The London Stock Exchange has lost out in its drive to expand in the Middle East, after rival NYSE Euronext beat it to a $250m (£127m) strategic partnership deal with Qatar's stock market.
NYSE Euronext, the transatlantic exchange, yesterday announced it had sealed a strategic partnership with the state of Qatar, "which will transform the Doha Securities Market into a significant international player". It paid $250m to take a 25 per cent stake in the Middle East exchange.
Qatar has been looking at a significant partnership with an international market for two years and had intensified its search since January.
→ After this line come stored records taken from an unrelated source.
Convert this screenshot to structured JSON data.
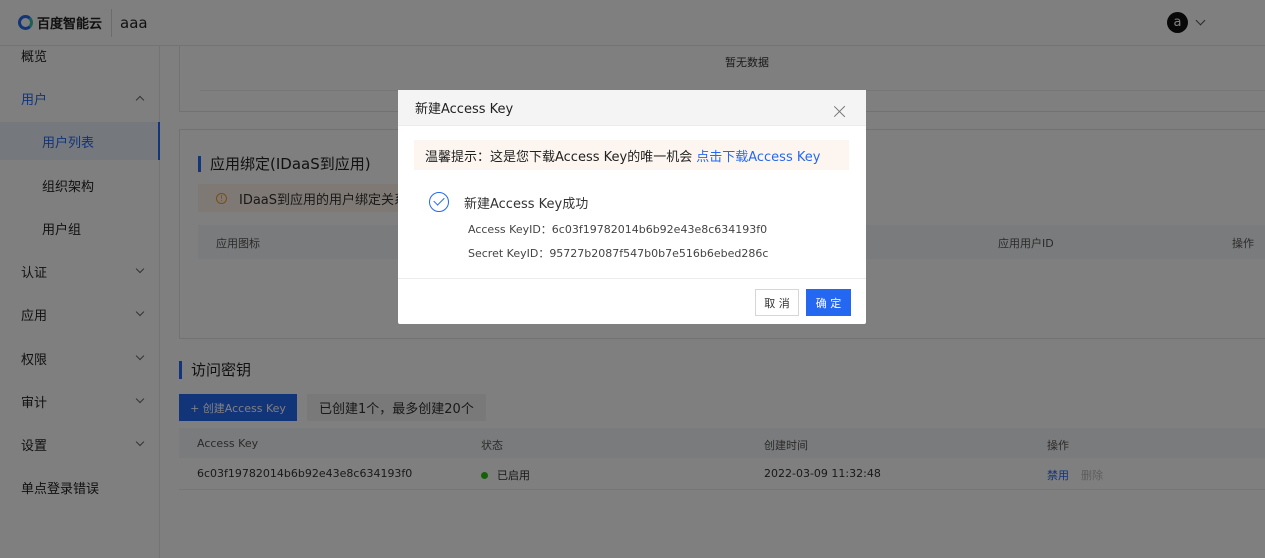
{
  "header": {
    "logo_text": "百度智能云",
    "app_name": "aaa",
    "avatar_letter": "a"
  },
  "sidebar": {
    "items": [
      {
        "label": "概览"
      },
      {
        "label": "用户"
      },
      {
        "label": "用户列表"
      },
      {
        "label": "组织架构"
      },
      {
        "label": "用户组"
      },
      {
        "label": "认证"
      },
      {
        "label": "应用"
      },
      {
        "label": "权限"
      },
      {
        "label": "审计"
      },
      {
        "label": "设置"
      },
      {
        "label": "单点登录错误"
      }
    ]
  },
  "main": {
    "empty_text": "暂无数据",
    "app_binding": {
      "title": "应用绑定(IDaaS到应用)",
      "warning": "IDaaS到应用的用户绑定关系",
      "columns": [
        "应用图标",
        "应用用户ID",
        "操作"
      ]
    },
    "access_keys": {
      "title": "访问密钥",
      "create_button": "+ 创建Access Key",
      "quota": "已创建1个，最多创建20个",
      "columns": [
        "Access Key",
        "状态",
        "创建时间",
        "操作"
      ],
      "rows": [
        {
          "key": "6c03f19782014b6b92e43e8c634193f0",
          "status": "已启用",
          "created": "2022-03-09 11:32:48",
          "action_disable": "禁用",
          "action_delete": "删除"
        }
      ]
    }
  },
  "dialog": {
    "title": "新建Access Key",
    "tip": "温馨提示：这是您下载Access Key的唯一机会",
    "tip_link": "点击下载Access Key",
    "success": "新建Access Key成功",
    "access_key_line": "Access KeyID：6c03f19782014b6b92e43e8c634193f0",
    "secret_key_line": "Secret KeyID：95727b2087f547b0b7e516b6ebed286c",
    "cancel": "取 消",
    "ok": "确 定"
  },
  "colors": {
    "primary": "#2468f2",
    "success": "#30bf13",
    "warning": "#f39a2b"
  }
}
The LSE was widely considered a favourite as Qatar owns a 15 per cent stake in the UK exchange.
Yesterday's statement said NYSE had submitted "the most attractive offer as part of a competitive bidding process" which is understood to have interested a number of the world's largest exchanges along with the LSE, including the US's Nasdaq and Deutsche Börse in Germany.
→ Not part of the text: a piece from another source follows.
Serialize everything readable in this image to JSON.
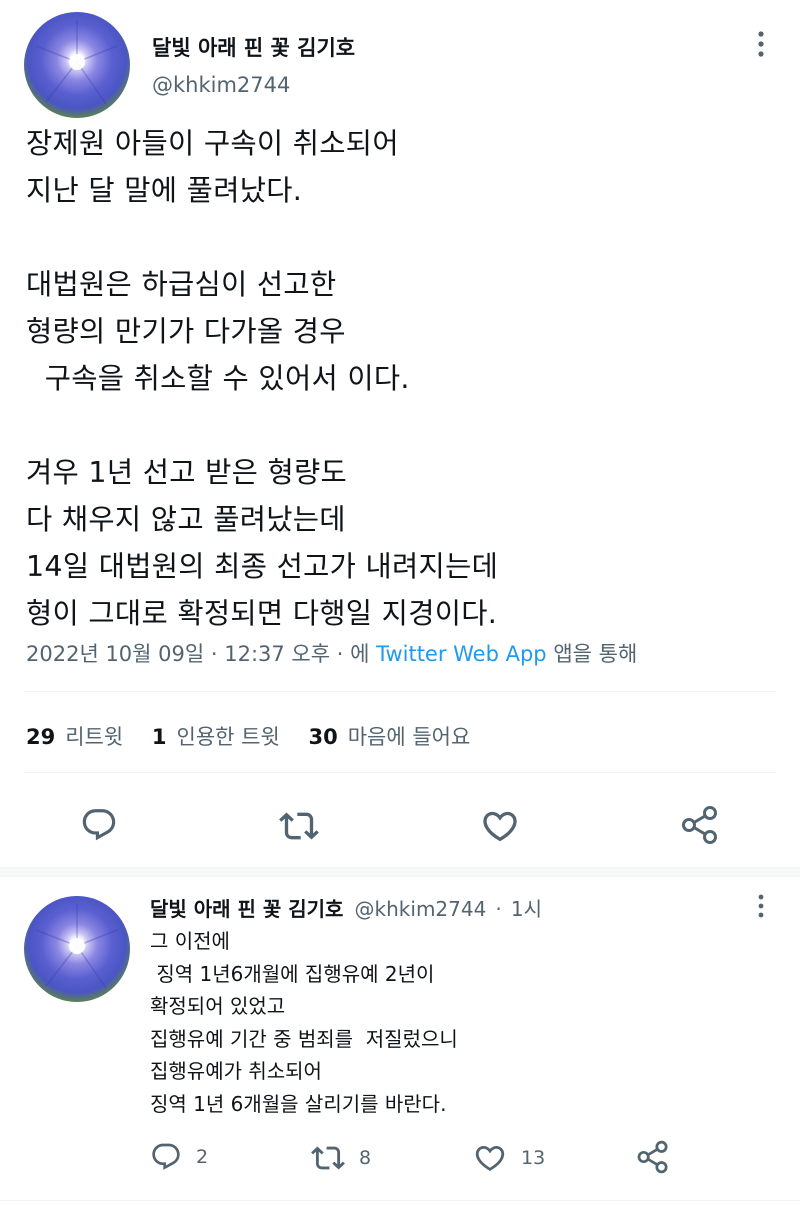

This comes as a blow to the LSE, which has been working on a commercial agreement with Qatar for "some considerable time," according to a source at the exchange. It is understood part of the reason it lost out was its lack of a world-class derivatives platform. NYSE owns Liffe, one of the biggest in Europe.
Some analysts said the move could raise question marks over Qatar's long-term commitment to the LSE and its 15 per cent holding, which has halved in value since February. But Qatar moved to quell fears, calling the stake a long-term investment and saying it will look to collaborate in the future.
The deal will see the creation of a new integrated cash-and-derivatives exchange in Doha, with a technology platform provided by NYSE, and is expected to close before the end of the year.
The search is under way for a new chief executive and management team and the Qatar exchange hopes to float a minority stake on its market within three years. Qatar's prime minister and minister of foreign affairs Hamad bin Jassim bin Jabor Al-Thani said yesterday's deal was a "significant development" for Qatar and the Middle East.
The move will significantly increase NYSE's presence in the Middle East after it signed a technical partnership arrangement with the Abu Dhabi Securities Market earlier this year. The latest investment is its biggest outlay since the merger that brought together the New York Stock Exchange and Euronext last year.
There is a race to build up financial centres in the Middle East with Doha, Bahrain and Abu Dhabi all looking to challenge Dubai's position as the leading market.